[[ SUPPLIED ENTRIES, beginning ]]

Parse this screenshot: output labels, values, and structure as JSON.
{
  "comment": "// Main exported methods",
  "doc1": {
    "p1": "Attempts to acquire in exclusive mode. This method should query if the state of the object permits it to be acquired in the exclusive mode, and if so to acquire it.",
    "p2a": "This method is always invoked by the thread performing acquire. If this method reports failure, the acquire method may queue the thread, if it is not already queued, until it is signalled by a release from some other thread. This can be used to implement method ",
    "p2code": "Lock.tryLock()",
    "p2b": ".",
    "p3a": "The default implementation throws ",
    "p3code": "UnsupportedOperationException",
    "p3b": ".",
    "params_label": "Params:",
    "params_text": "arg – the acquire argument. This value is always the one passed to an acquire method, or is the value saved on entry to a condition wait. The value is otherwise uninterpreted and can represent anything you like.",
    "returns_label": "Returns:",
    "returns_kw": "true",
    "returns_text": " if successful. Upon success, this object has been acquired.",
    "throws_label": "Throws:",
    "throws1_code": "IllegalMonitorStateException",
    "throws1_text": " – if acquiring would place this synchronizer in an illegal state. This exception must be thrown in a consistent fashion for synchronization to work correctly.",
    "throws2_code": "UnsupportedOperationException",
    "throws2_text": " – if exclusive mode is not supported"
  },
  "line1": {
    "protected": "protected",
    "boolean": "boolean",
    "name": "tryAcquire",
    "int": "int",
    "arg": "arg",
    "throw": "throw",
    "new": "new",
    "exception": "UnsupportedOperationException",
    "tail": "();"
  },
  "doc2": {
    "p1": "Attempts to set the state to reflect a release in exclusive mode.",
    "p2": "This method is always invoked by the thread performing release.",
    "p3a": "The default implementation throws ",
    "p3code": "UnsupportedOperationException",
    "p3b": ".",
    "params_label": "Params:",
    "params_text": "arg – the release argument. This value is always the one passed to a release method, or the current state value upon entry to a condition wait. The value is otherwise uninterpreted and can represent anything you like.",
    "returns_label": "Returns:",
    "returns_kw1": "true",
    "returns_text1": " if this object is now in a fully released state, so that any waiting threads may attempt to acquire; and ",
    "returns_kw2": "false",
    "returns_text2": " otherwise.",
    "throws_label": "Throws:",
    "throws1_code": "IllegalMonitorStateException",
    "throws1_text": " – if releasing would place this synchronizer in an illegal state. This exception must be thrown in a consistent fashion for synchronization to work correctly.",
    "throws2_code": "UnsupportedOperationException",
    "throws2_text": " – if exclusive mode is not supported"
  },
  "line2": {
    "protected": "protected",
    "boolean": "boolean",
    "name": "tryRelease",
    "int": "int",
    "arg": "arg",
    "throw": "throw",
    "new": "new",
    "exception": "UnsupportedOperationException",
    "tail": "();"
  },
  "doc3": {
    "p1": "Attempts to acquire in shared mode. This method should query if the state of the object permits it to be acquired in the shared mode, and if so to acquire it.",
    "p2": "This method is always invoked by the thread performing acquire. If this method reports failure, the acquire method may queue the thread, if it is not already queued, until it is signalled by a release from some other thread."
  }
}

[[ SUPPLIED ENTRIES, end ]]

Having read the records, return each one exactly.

_RESULT:_
Parse this screenshot: output labels, values, and structure as JSON.
{
  "comment": "// Main exported methods",
  "doc1": {
    "p1": "Attempts to acquire in exclusive mode. This method should query if the state of the object permits it to be acquired in the exclusive mode, and if so to acquire it.",
    "p2a": "This method is always invoked by the thread performing acquire. If this method reports failure, the acquire method may queue the thread, if it is not already queued, until it is signalled by a release from some other thread. This can be used to implement method ",
    "p2code": "Lock.tryLock()",
    "p2b": ".",
    "p3a": "The default implementation throws ",
    "p3code": "UnsupportedOperationException",
    "p3b": ".",
    "params_label": "Params:",
    "params_text": "arg – the acquire argument. This value is always the one passed to an acquire method, or is the value saved on entry to a condition wait. The value is otherwise uninterpreted and can represent anything you like.",
    "returns_label": "Returns:",
    "returns_kw": "true",
    "returns_text": " if successful. Upon success, this object has been acquired.",
    "throws_label": "Throws:",
    "throws1_code": "IllegalMonitorStateException",
    "throws1_text": " – if acquiring would place this synchronizer in an illegal state. This exception must be thrown in a consistent fashion for synchronization to work correctly.",
    "throws2_code": "UnsupportedOperationException",
    "throws2_text": " – if exclusive mode is not supported"
  },
  "line1": {
    "protected": "protected",
    "boolean": "boolean",
    "name": "tryAcquire",
    "int": "int",
    "arg": "arg",
    "throw": "throw",
    "new": "new",
    "exception": "UnsupportedOperationException",
    "tail": "();"
  },
  "doc2": {
    "p1": "Attempts to set the state to reflect a release in exclusive mode.",
    "p2": "This method is always invoked by the thread performing release.",
    "p3a": "The default implementation throws ",
    "p3code": "UnsupportedOperationException",
    "p3b": ".",
    "params_label": "Params:",
    "params_text": "arg – the release argument. This value is always the one passed to a release method, or the current state value upon entry to a condition wait. The value is otherwise uninterpreted and can represent anything you like.",
    "returns_label": "Returns:",
    "returns_kw1": "true",
    "returns_text1": " if this object is now in a fully released state, so that any waiting threads may attempt to acquire; and ",
    "returns_kw2": "false",
    "returns_text2": " otherwise.",
    "throws_label": "Throws:",
    "throws1_code": "IllegalMonitorStateException",
    "throws1_text": " – if releasing would place this synchronizer in an illegal state. This exception must be thrown in a consistent fashion for synchronization to work correctly.",
    "throws2_code": "UnsupportedOperationException",
    "throws2_text": " – if exclusive mode is not supported"
  },
  "line2": {
    "protected": "protected",
    "boolean": "boolean",
    "name": "tryRelease",
    "int": "int",
    "arg": "arg",
    "throw": "throw",
    "new": "new",
    "exception": "UnsupportedOperationException",
    "tail": "();"
  },
  "doc3": {
    "p1": "Attempts to acquire in shared mode. This method should query if the state of the object permits it to be acquired in the shared mode, and if so to acquire it.",
    "p2": "This method is always invoked by the thread performing acquire. If this method reports failure, the acquire method may queue the thread, if it is not already queued, until it is signalled by a release from some other thread."
  }
}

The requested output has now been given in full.